In my younger years, I would grow a beard for a particular stage role, with increasing success as I grew older. When I made the transition from actor to director, I wore a full beard in an effort to appear older (artistic directors for some reason seemed to take me more seriously – type casting?). During this time, I was also closeted (because the message was still out there (in the Midwest) that to be successful in theatre you could not be openly gay) and the beard served as a sort of disguise. So, no surprise that once I came out of the closet at the age of 28, the beard (along with theatre) began to lose its appeal.
It’s only within the last few years that I have started playing around with growing one as a fashion statement, typically in winter, as a form of mild protest, I suppose. Currently I have a kind of modified goatee with chin wings. As the weather warms up, I will begin to trim and trim, eliminating it section by section, week by week. I may keep the soul patch thing going for a bit, as I have never done that.

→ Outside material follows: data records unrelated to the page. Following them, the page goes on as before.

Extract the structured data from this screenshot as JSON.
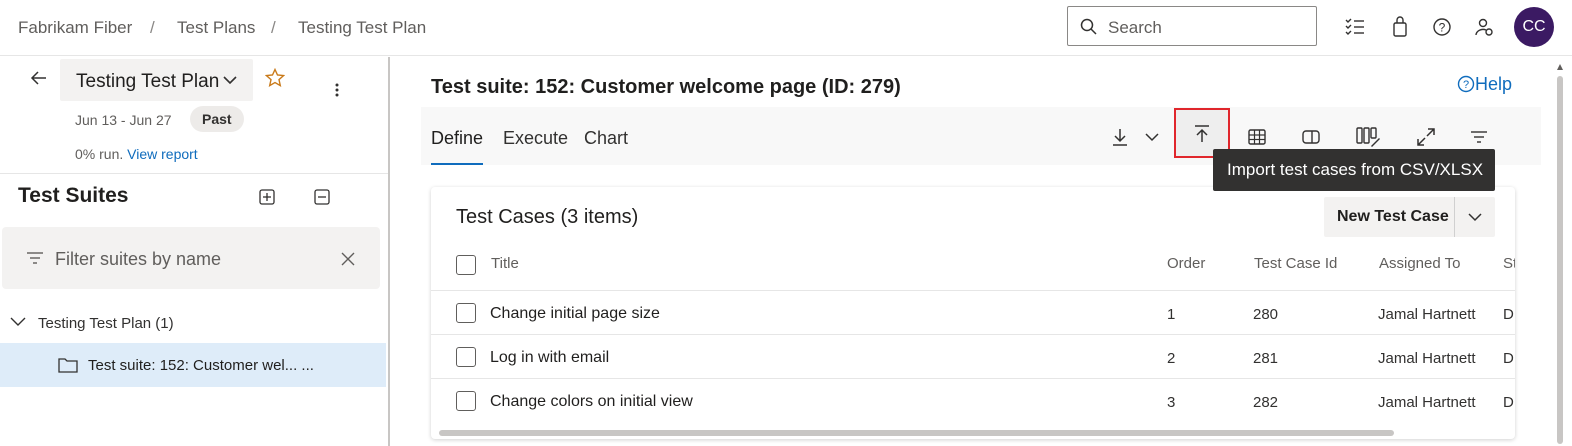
{
  "breadcrumb": {
    "org": "Fabrikam Fiber",
    "section": "Test Plans",
    "page": "Testing Test Plan",
    "separator": "/"
  },
  "search": {
    "placeholder": "Search"
  },
  "user": {
    "initials": "CC",
    "avatar_color": "#3b1a63"
  },
  "plan": {
    "name": "Testing Test Plan",
    "dates": "Jun 13 - Jun 27",
    "badge": "Past",
    "run_text": "0% run.",
    "report_link": "View report"
  },
  "suites": {
    "title": "Test Suites",
    "filter_placeholder": "Filter suites by name",
    "root": "Testing Test Plan (1)",
    "selected": "Test suite: 152: Customer wel... ..."
  },
  "main": {
    "title": "Test suite: 152: Customer welcome page (ID: 279)",
    "help": "Help",
    "tabs": [
      "Define",
      "Execute",
      "Chart"
    ],
    "tooltip": "Import test cases from CSV/XLSX"
  },
  "grid": {
    "title": "Test Cases (3 items)",
    "new_button": "New Test Case",
    "columns": [
      "Title",
      "Order",
      "Test Case Id",
      "Assigned To",
      "St"
    ],
    "rows": [
      {
        "title": "Change initial page size",
        "order": "1",
        "id": "280",
        "assigned": "Jamal Hartnett",
        "state": "D"
      },
      {
        "title": "Log in with email",
        "order": "2",
        "id": "281",
        "assigned": "Jamal Hartnett",
        "state": "D"
      },
      {
        "title": "Change colors on initial view",
        "order": "3",
        "id": "282",
        "assigned": "Jamal Hartnett",
        "state": "D"
      }
    ]
  },
  "colors": {
    "accent": "#0f6cbd",
    "highlight": "#e0262c",
    "selection": "#deecf9"
  }
}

The mustache portion is the bushiest it has ever been. I’ve always liked/wanted that leather/biker stash, though, I suspect, you really need black hair in order for it to be truly effective. In fact, I do believe that the most effective facial hair tends to be those darker of hue. Mine is sort of a tabby cat variety of colors. People tell me it makes me come off as professorial – not what I had hoped for, as I find intellectuals rather milquetoast sexually. I was shooting for edgy, a quality I think that might be beyond my reach.
That said, the amazing thing about having a beard this time is the relative comfort I have found with the lack of hair on my head. Yes, it seems to have had some kind of balancing effect, where, due to the scruff on my chin, I don’t mind showing off my bald pate. So, for most of the winter, I have been going out in public sans baseball cap. I know it’s a look that will appeal to a limited number, but then, isn’t that true of any look? Even the Gummo look my head takes on without a beard? So, why hide under a baseball cap? Or behind a beard? Why not take my lumps and concern myself with only those attracted to my unadorned self?
Well, spring is (finally) here, so the summer will tell whether I present myself in social situations (or cruise) without a cap or not.
But the beard? Oh, yeah… it’s going away.
We have such a history of images of men with beards stored in our heads. And not only those that we actually come in contact with, but those we have seen in text books, on television, etc. All of those encounters help inform our reaction to beards and the men that wear them.
Granted, a truly handsome man can get away with almost anything and still come across as attractive. Those of us less blessed need to try harder (but not too, hard – some of those designer beards are off-putting to my eye).
Bottom line – experiment. Learn what works for your face – or doesn’t. And that same experimental spirit should be extended to what we are attracted to, as well.
And now, my favorite part of any acquired taste… here come the pics!